(1889–1943), journalist, writer, and translator. Gustav Winter (brother of politician Lev Winter), was born in the Czech village of Radenín near Tábor in southern Bohemia, and studied at Charles University in Prague and at the Sorbonne. Fully integrated into the Czech linguistic and cultural milieu, in 1913 he began to teach Czech and French language and literature at a secondary school in Prague.

In 1915, Winter was recruited for military service and worked as an interpreter for the provincial nutritional commission. At the beginning of 1919, he served in Paris as a secretary of the Czechoslovak mission for supply; he later became press officer to the Czech delegation at the League of Nations. Winter was best known as the Paris correspondent of Právo lidu (The People’s Right), the organ of the Czech Social Democratic party. He contributed to this newspaper from 1920, became a permanent correspondent in 1926, and stayed in Paris until 1938, when he moved to Great Britain. Active in the Czechoslovak resistance movement in France and Britain, he died in the latter country in 1943.

In Paris, Winter collaborated closely with Richard Weiner, another Czech Jewish writer and journalist, who worked there for the liberal newspaper Lidové noviny (People’s Paper). Winter also served as the press officer of the Czechoslovak mission to the League of Nations in Geneva. Thanks to three factors—his diplomatic abilities, contacts with leading Social Democrats from Czechoslovakia and France, and the position of his brother Lev—Winter played a crucial role in maintaining ties between the Czech and French Social Democratic parties. His contribution to the close relationship between the two countries was not limited to politics, however, as he also worked as mediator between the two cultures. He translated Victor Hugo, André Gide, and Francisque Sarcey into Czech; and also familiarized French readers with the works of Tomáš Masaryk and Karel and Josef Čapek. He translated Heinrich Heine and Robert Louis Stevenson into Czech as well.

Winter’s own writings focus mostly on France. He received the Czechoslovak state literary award in 1931 for his Kniha o Francii (Book on France; 1930). In this study, Winter writes about the sociological and political character of the French nation by analyzing a broad range of issues including economic stratification, the position of women, the press, literature, art, the army, Christian churches and Judaism, politics, linguistic questions, and attitudes toward foreigners. In 1937 and 1938, he published a series of articles in Ferdinand Peroutka’s journal Přítomnost (The Present) about reactions in French literature to Hitler’s aggression.

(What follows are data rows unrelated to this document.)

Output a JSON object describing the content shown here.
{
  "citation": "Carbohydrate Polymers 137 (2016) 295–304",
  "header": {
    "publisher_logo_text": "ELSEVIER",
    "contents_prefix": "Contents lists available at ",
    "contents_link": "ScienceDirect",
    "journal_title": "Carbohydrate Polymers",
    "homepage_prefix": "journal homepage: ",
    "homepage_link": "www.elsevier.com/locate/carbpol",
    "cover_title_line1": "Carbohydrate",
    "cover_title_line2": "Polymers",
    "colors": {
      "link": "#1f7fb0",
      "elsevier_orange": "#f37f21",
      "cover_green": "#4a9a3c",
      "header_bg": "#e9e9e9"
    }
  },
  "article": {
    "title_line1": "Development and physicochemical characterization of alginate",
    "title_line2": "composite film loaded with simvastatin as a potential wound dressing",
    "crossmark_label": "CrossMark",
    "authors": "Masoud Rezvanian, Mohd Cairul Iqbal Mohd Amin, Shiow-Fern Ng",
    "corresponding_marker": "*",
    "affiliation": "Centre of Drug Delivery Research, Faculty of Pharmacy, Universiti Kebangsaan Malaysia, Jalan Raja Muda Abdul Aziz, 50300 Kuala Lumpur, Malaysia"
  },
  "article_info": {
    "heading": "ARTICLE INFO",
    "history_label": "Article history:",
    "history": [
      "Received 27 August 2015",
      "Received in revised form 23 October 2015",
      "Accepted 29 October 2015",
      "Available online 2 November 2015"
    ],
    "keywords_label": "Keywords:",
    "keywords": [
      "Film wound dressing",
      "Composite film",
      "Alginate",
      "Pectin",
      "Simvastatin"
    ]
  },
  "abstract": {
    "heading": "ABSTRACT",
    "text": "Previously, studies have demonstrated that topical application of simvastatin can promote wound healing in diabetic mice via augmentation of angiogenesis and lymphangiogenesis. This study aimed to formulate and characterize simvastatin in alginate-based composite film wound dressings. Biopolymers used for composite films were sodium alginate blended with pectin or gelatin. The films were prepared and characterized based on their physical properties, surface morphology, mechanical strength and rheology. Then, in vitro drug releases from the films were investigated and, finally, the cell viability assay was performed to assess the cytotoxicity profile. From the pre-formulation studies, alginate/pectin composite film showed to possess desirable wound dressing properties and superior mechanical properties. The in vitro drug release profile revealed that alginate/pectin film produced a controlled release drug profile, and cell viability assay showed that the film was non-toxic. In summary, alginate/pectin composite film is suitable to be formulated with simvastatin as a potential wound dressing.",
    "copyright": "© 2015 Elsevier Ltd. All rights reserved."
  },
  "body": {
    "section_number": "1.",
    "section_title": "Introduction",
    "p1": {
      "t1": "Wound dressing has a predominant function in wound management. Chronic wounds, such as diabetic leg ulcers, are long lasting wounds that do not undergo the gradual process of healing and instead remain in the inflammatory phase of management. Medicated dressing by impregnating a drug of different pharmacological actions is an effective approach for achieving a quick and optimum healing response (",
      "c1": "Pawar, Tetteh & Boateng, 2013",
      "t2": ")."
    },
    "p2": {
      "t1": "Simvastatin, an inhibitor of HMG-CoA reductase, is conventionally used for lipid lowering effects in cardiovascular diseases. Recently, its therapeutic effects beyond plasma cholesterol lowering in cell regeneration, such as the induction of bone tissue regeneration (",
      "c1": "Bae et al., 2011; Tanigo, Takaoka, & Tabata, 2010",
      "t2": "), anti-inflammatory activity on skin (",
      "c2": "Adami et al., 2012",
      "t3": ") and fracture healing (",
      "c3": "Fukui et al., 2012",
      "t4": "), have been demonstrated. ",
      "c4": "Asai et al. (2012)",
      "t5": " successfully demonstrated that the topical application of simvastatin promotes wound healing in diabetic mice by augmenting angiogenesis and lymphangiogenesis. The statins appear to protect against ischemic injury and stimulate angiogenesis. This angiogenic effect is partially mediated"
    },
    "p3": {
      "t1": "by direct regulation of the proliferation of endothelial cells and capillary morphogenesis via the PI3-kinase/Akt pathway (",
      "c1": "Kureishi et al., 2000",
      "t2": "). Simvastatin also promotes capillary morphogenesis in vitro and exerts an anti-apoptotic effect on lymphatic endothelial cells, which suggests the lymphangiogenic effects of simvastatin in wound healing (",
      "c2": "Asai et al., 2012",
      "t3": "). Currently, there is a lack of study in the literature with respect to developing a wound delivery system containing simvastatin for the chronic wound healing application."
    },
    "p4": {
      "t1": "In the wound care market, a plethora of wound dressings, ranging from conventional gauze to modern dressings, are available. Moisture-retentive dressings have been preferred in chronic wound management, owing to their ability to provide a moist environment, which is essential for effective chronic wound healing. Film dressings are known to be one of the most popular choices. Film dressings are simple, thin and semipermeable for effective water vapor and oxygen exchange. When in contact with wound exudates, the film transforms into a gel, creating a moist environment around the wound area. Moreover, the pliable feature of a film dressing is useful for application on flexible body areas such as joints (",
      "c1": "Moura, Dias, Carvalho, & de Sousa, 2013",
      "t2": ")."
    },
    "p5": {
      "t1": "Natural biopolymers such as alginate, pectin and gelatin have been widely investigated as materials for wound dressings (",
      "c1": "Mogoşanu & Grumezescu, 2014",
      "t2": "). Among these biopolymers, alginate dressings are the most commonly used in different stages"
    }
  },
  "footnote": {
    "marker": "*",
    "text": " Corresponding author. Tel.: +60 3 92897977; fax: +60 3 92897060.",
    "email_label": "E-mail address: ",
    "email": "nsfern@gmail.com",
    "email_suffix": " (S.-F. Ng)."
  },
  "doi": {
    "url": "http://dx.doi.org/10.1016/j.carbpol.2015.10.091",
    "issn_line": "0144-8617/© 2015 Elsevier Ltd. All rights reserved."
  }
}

Among his other works are texts about the Social Democratic movement in Czechoslovakia (The Evolution of Socialism in Czechoslovakia; 1924), about political development in Spain during the Spanish Civil War (Oč jde ve Španělsku [What Is Going on in Spain]; 1937), and about cultural life in the Czech lands under the Nazi occupation (Culture Lives on in Occupied Czechoslovakia; 1941).

Suggested Reading

František Klátil, In memoriam Gustava Wintra (London, 1944); František Svátek, “Deux intellectuels pragois d’origine juive: Lev et Gustav Winter,” in Allemands, Juifs et Tchèques à Prague, ed. Maurice Godé, Jacques Le Rider, and Françoise Mayer, pp. 331–338 (Montpellier, Fr., 1996).